### EXERCISE AIM
Which lines in the data below contain the word "Users"? Pull each of them out.

### INFORMATION PROVIDED
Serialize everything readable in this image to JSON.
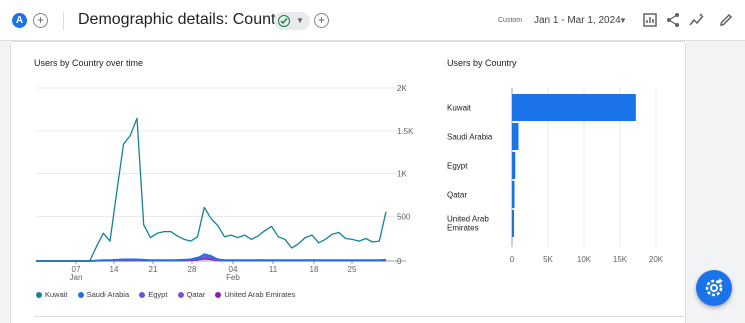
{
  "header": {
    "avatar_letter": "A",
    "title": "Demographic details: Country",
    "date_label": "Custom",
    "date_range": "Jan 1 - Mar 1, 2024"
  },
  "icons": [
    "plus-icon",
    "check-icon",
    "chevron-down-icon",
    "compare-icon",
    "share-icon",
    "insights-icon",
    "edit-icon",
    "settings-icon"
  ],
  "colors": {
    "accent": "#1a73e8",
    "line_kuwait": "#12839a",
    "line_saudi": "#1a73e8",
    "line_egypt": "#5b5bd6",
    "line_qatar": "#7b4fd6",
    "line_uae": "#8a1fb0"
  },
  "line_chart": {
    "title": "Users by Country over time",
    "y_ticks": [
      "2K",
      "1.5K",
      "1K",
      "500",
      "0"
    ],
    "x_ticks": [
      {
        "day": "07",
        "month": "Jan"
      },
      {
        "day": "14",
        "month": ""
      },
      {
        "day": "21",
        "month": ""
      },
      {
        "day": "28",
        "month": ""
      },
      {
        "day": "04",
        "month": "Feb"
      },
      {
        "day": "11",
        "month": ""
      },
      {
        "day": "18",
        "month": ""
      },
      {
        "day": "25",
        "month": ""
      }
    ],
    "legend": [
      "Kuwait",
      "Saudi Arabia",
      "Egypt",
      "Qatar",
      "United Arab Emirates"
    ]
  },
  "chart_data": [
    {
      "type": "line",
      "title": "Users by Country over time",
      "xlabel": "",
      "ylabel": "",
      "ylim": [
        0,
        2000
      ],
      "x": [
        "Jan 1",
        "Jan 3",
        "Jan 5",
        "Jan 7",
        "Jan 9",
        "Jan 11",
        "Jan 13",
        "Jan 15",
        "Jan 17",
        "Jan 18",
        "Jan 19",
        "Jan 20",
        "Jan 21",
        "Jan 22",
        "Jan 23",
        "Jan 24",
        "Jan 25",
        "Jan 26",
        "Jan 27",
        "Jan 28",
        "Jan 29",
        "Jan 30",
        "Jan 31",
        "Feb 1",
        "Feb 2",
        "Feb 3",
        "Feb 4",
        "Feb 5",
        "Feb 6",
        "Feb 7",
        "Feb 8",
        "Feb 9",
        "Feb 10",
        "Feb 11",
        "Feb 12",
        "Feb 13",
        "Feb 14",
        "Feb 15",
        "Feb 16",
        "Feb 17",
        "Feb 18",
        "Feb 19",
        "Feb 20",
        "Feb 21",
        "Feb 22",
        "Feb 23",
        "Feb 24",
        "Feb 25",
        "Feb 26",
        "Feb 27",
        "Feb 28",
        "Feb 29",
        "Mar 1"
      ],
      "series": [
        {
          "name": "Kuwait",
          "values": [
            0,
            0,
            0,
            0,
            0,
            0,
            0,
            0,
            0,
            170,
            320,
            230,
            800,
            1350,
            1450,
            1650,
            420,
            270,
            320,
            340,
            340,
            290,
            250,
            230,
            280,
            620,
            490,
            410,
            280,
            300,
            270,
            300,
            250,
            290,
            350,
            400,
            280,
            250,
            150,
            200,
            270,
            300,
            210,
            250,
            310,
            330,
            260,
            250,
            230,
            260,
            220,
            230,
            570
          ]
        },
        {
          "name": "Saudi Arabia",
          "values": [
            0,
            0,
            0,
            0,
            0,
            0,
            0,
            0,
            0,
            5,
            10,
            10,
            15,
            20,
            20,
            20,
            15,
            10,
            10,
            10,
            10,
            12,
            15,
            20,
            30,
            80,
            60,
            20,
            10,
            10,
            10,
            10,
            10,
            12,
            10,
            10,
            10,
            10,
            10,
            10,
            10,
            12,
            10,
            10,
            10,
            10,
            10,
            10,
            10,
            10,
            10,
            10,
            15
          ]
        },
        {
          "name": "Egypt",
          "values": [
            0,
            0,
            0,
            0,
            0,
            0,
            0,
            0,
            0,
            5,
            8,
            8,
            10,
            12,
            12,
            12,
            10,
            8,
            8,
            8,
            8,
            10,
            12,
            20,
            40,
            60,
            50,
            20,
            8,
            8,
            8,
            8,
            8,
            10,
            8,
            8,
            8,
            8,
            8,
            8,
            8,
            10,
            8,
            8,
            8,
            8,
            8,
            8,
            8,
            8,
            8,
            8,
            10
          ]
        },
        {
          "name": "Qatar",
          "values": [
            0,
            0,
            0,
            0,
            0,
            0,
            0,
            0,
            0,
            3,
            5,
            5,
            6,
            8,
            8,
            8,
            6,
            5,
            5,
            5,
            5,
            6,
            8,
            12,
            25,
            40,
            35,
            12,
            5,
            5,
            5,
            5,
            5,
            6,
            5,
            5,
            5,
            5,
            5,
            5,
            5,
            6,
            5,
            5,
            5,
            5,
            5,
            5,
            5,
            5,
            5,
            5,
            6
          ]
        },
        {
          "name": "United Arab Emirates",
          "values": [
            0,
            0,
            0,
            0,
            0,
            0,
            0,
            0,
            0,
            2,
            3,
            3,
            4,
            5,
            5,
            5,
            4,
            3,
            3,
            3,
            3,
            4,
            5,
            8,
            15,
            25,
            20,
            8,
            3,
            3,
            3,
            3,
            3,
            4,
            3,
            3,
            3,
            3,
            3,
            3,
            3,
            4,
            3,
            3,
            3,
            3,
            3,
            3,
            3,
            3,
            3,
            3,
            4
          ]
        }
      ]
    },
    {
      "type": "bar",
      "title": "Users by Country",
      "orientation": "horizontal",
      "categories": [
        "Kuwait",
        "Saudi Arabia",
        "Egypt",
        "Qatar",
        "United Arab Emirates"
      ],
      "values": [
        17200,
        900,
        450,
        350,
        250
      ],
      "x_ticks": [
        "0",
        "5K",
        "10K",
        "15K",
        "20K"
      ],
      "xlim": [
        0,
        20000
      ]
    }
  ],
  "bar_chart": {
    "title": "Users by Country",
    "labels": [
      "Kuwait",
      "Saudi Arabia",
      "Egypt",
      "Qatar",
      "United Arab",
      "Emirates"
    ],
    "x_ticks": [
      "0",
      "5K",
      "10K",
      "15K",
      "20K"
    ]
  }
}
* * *
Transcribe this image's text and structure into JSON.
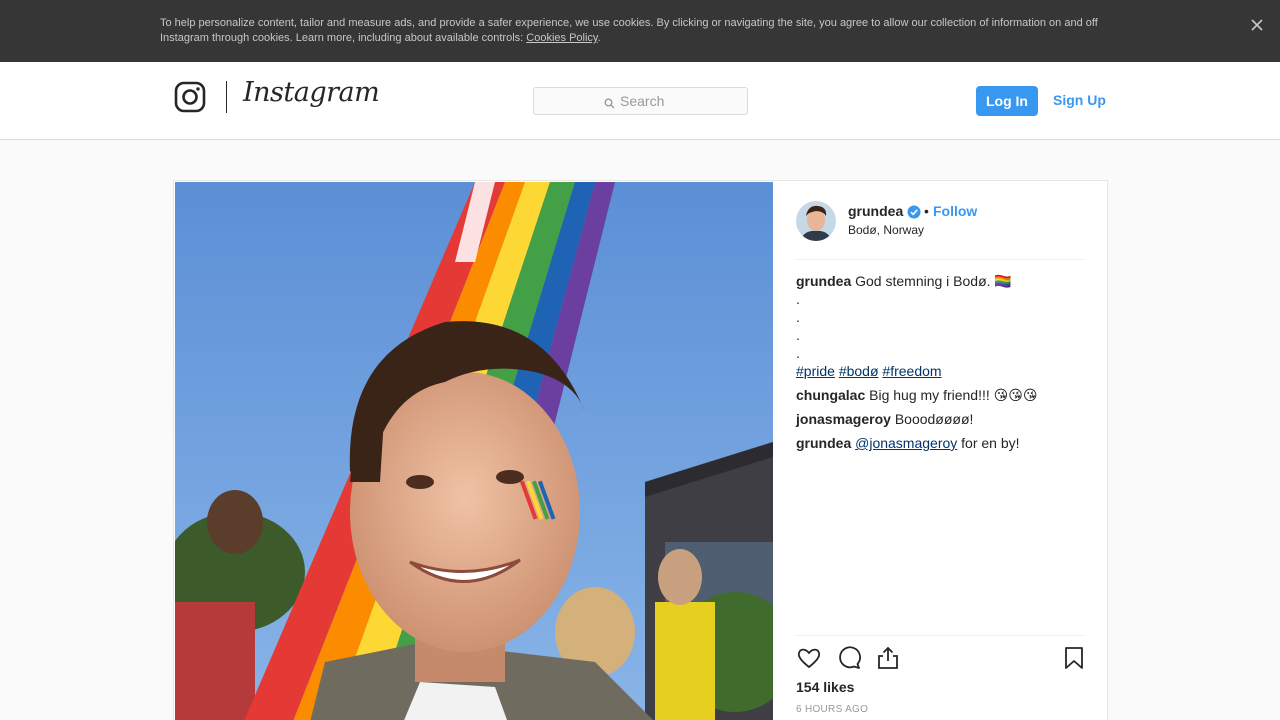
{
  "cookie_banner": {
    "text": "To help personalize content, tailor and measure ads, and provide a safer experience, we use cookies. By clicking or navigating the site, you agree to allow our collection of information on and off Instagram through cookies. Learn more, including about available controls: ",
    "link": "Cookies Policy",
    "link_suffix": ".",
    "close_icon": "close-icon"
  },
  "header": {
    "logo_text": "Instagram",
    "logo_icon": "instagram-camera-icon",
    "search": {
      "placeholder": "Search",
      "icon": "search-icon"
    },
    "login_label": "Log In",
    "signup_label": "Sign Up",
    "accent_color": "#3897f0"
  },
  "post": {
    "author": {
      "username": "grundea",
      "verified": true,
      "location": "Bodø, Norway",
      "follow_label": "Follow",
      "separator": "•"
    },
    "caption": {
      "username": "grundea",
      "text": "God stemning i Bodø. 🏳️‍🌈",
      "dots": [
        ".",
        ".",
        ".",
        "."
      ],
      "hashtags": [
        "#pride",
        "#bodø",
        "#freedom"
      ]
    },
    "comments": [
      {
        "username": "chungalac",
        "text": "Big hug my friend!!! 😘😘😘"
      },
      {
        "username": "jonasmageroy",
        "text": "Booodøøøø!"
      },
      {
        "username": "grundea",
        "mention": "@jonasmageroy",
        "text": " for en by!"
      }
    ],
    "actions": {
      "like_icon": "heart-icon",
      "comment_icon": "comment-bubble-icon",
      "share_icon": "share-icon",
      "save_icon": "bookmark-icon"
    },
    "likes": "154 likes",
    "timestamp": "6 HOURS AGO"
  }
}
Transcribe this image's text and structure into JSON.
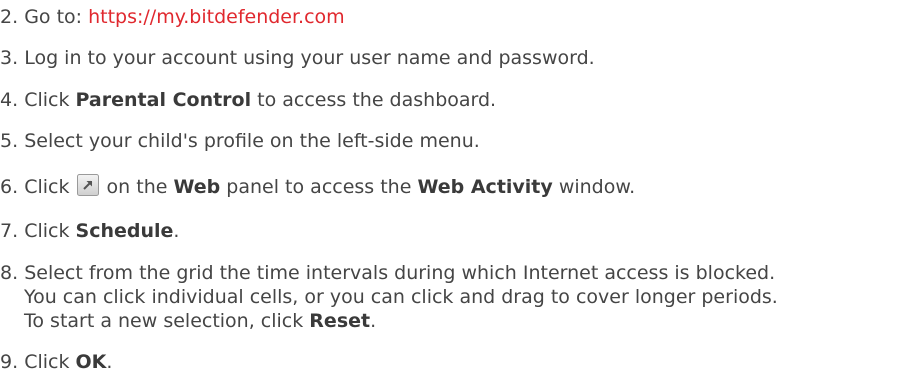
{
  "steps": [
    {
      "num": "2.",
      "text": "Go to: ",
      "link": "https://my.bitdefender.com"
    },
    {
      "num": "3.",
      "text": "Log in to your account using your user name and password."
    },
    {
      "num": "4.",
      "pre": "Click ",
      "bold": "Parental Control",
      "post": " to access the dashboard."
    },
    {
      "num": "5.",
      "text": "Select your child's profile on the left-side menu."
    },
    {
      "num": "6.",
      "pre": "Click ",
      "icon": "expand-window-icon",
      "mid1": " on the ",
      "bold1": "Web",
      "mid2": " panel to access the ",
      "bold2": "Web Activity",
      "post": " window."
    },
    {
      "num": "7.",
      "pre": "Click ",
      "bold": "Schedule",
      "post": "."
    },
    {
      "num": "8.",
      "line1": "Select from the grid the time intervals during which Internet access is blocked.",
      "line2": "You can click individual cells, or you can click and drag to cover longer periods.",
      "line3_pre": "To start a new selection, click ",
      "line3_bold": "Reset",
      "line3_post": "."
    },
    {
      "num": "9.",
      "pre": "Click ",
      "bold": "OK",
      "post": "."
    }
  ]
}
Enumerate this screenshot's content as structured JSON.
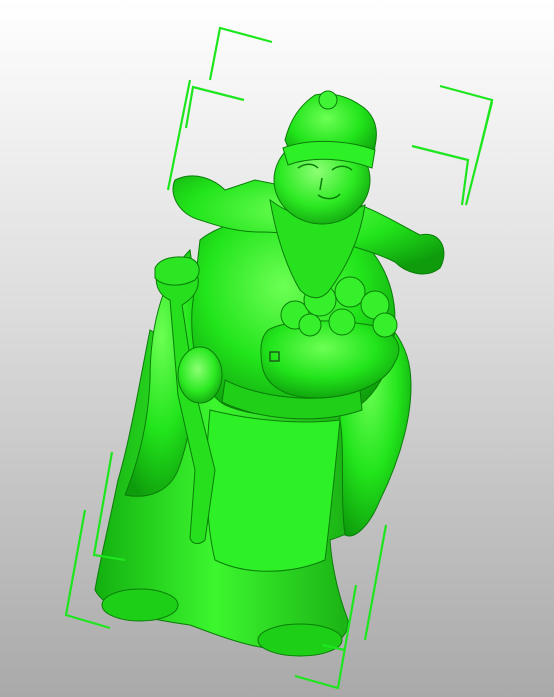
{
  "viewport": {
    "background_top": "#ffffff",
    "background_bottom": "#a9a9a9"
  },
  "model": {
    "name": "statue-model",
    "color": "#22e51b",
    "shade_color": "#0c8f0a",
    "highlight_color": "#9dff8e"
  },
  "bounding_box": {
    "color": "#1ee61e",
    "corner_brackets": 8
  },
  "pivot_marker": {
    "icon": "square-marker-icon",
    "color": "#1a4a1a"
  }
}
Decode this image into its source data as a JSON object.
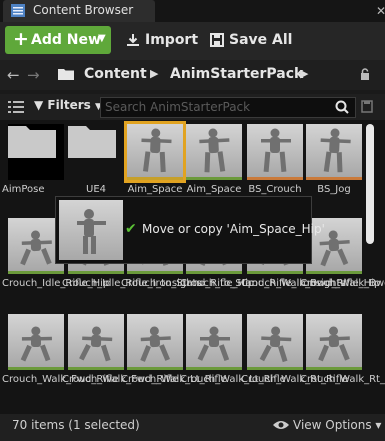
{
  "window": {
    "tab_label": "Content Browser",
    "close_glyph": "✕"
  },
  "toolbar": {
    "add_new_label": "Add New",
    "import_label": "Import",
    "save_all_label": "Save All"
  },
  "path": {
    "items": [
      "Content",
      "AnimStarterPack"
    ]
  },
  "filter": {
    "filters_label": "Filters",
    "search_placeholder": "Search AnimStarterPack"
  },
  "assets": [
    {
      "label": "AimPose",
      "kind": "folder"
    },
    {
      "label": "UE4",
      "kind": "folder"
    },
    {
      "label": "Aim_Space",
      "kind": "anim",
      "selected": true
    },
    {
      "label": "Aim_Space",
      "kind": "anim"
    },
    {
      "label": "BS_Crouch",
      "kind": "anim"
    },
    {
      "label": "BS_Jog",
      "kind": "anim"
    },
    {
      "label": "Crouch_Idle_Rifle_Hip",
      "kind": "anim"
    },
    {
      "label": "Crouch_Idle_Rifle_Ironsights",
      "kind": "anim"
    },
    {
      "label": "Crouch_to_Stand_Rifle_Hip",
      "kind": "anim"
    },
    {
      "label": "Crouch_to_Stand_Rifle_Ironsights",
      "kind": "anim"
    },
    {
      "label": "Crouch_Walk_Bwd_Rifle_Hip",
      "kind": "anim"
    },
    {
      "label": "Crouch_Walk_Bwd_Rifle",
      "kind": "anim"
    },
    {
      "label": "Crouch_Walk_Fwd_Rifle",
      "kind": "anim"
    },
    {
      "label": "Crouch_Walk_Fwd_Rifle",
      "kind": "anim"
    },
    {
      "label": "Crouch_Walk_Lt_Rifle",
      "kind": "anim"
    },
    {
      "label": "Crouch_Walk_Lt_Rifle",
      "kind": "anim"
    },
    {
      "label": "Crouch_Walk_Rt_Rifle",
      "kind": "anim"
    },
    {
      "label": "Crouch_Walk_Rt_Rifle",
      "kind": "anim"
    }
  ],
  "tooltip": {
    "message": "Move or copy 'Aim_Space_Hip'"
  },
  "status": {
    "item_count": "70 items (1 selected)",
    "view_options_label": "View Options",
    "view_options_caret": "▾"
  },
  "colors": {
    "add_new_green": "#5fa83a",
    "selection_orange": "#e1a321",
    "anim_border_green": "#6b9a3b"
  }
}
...
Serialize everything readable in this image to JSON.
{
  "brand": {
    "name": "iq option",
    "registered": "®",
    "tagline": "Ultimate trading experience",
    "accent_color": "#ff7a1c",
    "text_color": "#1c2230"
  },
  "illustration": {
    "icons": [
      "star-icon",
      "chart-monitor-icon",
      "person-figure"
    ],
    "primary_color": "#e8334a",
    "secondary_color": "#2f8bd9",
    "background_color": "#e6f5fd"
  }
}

### TASK RESULT
    "title": "Users by Country over time",
      "title": "Users by Country over time",
      "title": "Users by Country",
    "title": "Users by Country",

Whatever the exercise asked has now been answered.